Exercise instructions. The result should be the line with "Extract the structured" followed by every remaining line of the entries, each reproduced exactly, with nothing else.

Input data.
───

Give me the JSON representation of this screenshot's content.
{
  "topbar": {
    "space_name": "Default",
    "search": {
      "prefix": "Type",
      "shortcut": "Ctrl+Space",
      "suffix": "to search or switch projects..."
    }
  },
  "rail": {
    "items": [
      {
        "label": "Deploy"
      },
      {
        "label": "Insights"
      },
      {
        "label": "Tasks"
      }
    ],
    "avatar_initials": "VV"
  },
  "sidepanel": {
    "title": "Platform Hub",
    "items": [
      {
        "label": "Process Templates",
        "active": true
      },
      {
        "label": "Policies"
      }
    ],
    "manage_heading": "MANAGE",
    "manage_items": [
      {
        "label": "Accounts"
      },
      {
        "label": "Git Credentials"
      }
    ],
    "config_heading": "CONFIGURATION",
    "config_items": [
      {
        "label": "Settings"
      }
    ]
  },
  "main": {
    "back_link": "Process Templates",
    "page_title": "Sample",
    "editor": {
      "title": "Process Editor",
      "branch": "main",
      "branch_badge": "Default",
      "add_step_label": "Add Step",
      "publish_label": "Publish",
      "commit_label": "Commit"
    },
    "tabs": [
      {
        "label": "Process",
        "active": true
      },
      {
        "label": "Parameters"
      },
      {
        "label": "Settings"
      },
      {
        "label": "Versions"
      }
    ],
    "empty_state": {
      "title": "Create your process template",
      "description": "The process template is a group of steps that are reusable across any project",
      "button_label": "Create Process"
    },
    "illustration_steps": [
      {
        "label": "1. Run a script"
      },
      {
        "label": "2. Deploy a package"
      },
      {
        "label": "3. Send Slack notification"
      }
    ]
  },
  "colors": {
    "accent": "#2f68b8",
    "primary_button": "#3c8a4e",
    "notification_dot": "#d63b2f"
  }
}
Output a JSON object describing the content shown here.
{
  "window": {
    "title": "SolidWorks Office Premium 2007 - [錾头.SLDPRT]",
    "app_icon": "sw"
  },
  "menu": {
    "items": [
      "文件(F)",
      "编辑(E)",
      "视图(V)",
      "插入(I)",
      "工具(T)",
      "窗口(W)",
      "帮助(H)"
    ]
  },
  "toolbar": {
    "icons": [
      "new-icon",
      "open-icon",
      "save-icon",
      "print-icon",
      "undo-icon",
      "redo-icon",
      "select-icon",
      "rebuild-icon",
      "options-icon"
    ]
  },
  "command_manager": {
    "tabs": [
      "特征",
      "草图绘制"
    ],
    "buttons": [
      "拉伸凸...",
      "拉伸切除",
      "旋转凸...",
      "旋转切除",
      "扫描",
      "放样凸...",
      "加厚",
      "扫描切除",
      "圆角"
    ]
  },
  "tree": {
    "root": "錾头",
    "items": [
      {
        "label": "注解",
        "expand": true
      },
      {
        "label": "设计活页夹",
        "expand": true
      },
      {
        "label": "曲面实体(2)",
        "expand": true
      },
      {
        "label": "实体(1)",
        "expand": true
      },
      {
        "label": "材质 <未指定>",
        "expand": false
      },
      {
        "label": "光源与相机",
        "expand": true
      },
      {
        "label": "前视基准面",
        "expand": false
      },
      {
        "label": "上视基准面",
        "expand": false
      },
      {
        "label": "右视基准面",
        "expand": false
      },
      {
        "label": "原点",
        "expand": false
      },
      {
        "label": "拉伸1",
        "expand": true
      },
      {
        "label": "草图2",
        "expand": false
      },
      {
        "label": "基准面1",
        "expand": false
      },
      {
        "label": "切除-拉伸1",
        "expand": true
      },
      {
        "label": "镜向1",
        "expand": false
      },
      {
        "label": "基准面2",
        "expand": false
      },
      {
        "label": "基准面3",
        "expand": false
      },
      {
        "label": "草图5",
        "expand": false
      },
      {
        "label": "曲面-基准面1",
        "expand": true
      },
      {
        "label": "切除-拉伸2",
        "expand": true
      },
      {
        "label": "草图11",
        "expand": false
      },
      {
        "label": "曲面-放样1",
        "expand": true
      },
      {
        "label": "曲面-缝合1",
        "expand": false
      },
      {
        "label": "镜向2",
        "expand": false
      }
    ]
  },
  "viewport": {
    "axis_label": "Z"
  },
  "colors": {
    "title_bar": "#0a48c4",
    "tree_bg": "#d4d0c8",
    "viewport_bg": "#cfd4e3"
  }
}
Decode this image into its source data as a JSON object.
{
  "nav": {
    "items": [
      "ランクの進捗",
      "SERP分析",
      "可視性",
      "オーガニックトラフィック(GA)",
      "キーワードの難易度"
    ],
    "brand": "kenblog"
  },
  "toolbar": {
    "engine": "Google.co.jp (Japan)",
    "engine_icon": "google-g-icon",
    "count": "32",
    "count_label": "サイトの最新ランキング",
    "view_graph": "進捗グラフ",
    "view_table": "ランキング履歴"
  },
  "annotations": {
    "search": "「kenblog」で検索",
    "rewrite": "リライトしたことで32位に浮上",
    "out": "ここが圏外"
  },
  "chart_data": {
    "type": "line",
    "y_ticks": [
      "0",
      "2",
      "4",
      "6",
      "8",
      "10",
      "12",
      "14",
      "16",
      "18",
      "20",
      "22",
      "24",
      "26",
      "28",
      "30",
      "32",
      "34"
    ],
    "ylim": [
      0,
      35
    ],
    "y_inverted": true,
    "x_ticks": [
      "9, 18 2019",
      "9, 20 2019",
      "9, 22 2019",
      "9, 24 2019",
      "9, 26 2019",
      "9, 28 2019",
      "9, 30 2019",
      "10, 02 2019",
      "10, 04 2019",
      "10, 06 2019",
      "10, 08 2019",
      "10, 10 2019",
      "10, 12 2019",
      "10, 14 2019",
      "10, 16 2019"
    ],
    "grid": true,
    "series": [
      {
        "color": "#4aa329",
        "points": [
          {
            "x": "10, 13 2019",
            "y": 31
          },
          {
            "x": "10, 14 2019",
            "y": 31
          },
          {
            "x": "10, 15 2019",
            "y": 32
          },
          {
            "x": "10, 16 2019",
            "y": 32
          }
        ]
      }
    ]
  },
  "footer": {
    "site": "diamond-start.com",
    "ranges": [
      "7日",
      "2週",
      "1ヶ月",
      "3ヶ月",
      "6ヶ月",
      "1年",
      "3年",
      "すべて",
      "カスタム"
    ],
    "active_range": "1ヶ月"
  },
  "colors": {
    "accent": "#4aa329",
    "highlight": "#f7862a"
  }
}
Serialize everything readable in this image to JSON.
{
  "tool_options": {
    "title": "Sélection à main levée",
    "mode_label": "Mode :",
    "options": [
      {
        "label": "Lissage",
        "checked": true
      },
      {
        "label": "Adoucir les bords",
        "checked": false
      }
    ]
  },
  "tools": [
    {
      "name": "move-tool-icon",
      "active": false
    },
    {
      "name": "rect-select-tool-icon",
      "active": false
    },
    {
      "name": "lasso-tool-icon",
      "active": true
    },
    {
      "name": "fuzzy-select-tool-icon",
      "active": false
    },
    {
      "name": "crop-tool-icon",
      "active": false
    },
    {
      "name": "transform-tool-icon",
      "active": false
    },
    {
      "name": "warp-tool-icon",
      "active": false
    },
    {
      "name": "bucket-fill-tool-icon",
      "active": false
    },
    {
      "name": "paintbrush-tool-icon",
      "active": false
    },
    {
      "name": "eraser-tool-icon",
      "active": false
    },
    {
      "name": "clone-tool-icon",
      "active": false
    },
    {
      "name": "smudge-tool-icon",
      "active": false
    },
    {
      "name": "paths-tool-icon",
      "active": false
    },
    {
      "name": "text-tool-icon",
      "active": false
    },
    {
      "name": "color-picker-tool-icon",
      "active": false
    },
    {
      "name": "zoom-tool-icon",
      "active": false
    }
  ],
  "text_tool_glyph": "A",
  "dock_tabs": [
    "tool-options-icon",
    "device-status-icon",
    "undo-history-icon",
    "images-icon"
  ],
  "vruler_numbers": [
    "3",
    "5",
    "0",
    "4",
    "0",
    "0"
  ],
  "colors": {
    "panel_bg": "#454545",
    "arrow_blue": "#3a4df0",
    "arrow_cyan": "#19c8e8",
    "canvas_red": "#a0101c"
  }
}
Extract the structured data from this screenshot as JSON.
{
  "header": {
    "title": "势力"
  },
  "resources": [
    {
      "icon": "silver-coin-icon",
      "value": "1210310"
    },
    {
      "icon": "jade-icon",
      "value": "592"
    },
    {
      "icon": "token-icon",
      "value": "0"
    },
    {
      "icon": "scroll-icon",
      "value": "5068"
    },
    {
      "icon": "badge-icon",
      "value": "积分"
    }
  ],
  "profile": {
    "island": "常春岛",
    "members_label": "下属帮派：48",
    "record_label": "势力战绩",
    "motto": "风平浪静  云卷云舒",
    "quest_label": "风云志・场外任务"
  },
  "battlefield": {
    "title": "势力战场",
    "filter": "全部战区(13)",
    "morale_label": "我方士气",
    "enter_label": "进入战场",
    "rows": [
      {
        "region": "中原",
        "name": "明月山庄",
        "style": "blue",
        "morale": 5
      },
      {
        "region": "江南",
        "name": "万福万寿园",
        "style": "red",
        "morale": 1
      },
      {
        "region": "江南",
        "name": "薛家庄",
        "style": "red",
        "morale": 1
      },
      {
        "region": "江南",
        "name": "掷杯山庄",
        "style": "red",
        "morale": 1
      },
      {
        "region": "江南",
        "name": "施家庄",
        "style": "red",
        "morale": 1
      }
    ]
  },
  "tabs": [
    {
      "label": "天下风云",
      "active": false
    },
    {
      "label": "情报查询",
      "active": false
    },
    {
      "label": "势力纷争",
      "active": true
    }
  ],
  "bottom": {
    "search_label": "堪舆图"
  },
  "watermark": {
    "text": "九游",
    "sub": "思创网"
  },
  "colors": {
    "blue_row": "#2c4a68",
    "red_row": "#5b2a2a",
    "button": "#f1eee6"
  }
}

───

Answer below.
Extract the structured data from this screenshot as JSON.
{
  "header": {
    "title": "势力"
  },
  "resources": [
    {
      "icon": "silver-coin-icon",
      "value": "1210310"
    },
    {
      "icon": "jade-icon",
      "value": "592"
    },
    {
      "icon": "token-icon",
      "value": "0"
    },
    {
      "icon": "scroll-icon",
      "value": "5068"
    },
    {
      "icon": "badge-icon",
      "value": "积分"
    }
  ],
  "profile": {
    "island": "常春岛",
    "members_label": "下属帮派：48",
    "record_label": "势力战绩",
    "motto": "风平浪静  云卷云舒",
    "quest_label": "风云志・场外任务"
  },
  "battlefield": {
    "title": "势力战场",
    "filter": "全部战区(13)",
    "morale_label": "我方士气",
    "enter_label": "进入战场",
    "rows": [
      {
        "region": "中原",
        "name": "明月山庄",
        "style": "blue",
        "morale": 5
      },
      {
        "region": "江南",
        "name": "万福万寿园",
        "style": "red",
        "morale": 1
      },
      {
        "region": "江南",
        "name": "薛家庄",
        "style": "red",
        "morale": 1
      },
      {
        "region": "江南",
        "name": "掷杯山庄",
        "style": "red",
        "morale": 1
      },
      {
        "region": "江南",
        "name": "施家庄",
        "style": "red",
        "morale": 1
      }
    ]
  },
  "tabs": [
    {
      "label": "天下风云",
      "active": false
    },
    {
      "label": "情报查询",
      "active": false
    },
    {
      "label": "势力纷争",
      "active": true
    }
  ],
  "bottom": {
    "search_label": "堪舆图"
  },
  "watermark": {
    "text": "九游",
    "sub": "思创网"
  },
  "colors": {
    "blue_row": "#2c4a68",
    "red_row": "#5b2a2a",
    "button": "#f1eee6"
  }
}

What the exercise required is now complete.